Art would approve of hosing insurance companies. Connecticut’s insurance business was in Hartford, not New Haven, and its payoffs and no-show jobs went to the legislature.
I’ve written about NEA’s eyebrow-raising preference for arts groups in New York, California, and Washington. Invariably, these three places get money in chunks that are trip-to-the-moon league out of proportion to their population. The NEA is in Washington so — no surprise — the D.C.-based staff likes and knows the locals.
I know that Los Angeles, San Francisco, and New York City have lots of arts groups, but so do Texas, Florida, Ohio, and Michigan. Instead of “all 50 states,” which tends to mean pennies for Missouri and Maine and a bundle for Beverly Hills 90210 and environs, let’s put the money where the people are.

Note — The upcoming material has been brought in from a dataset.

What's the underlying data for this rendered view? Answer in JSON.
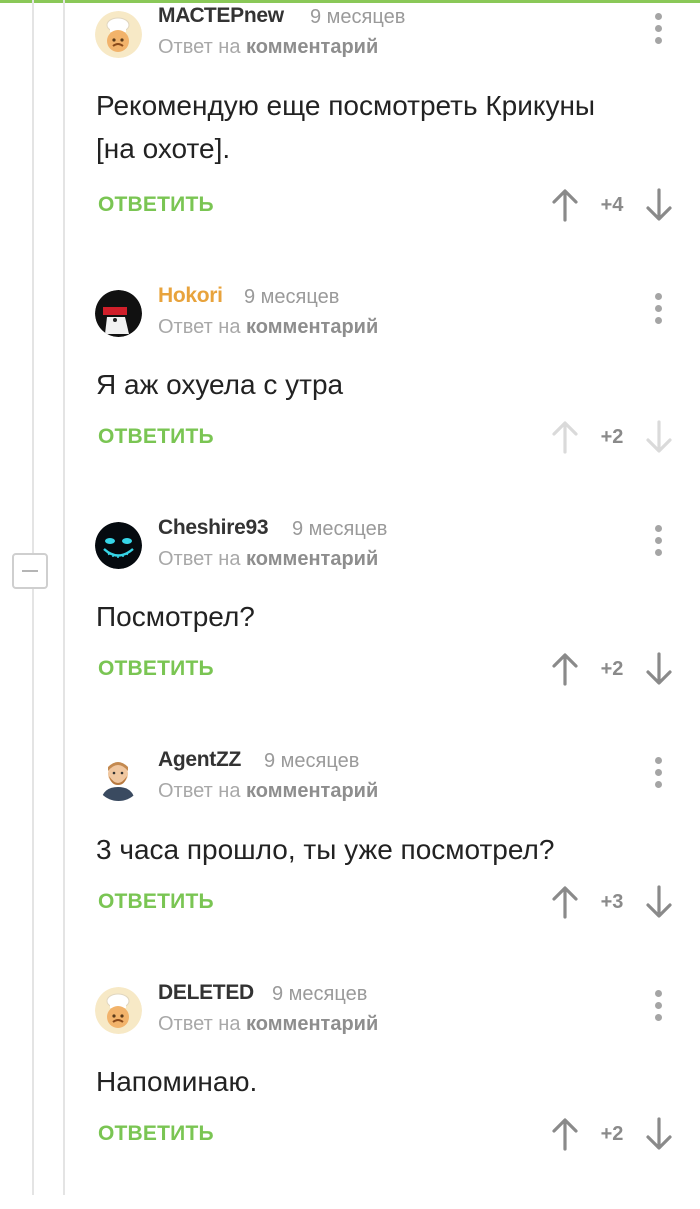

Art Barbieri didn’t hate good government. “Not my yob, man,” he’d say, aping New Haven’s then nascent Hispanic population. His job was to grease the wheels and win elections. “Plague of Women Vipers shit,” he’d call programs that worked well and efficiently, programs the local League of Women Voters tended to push. He was practical, though, and a problem-solver in days when city jobs and other political largess put food on the tables of thousands of working-class Americans. And arts groups have big problems now, unfathomable six weeks ago.
He also ran an illegal betting operation fronted by New Haven’s ice-cream parlors. The COVID-19 crisis is forcing all of us, especially in the arts, to get creative in making ends meet. Let’s help those needing it the most.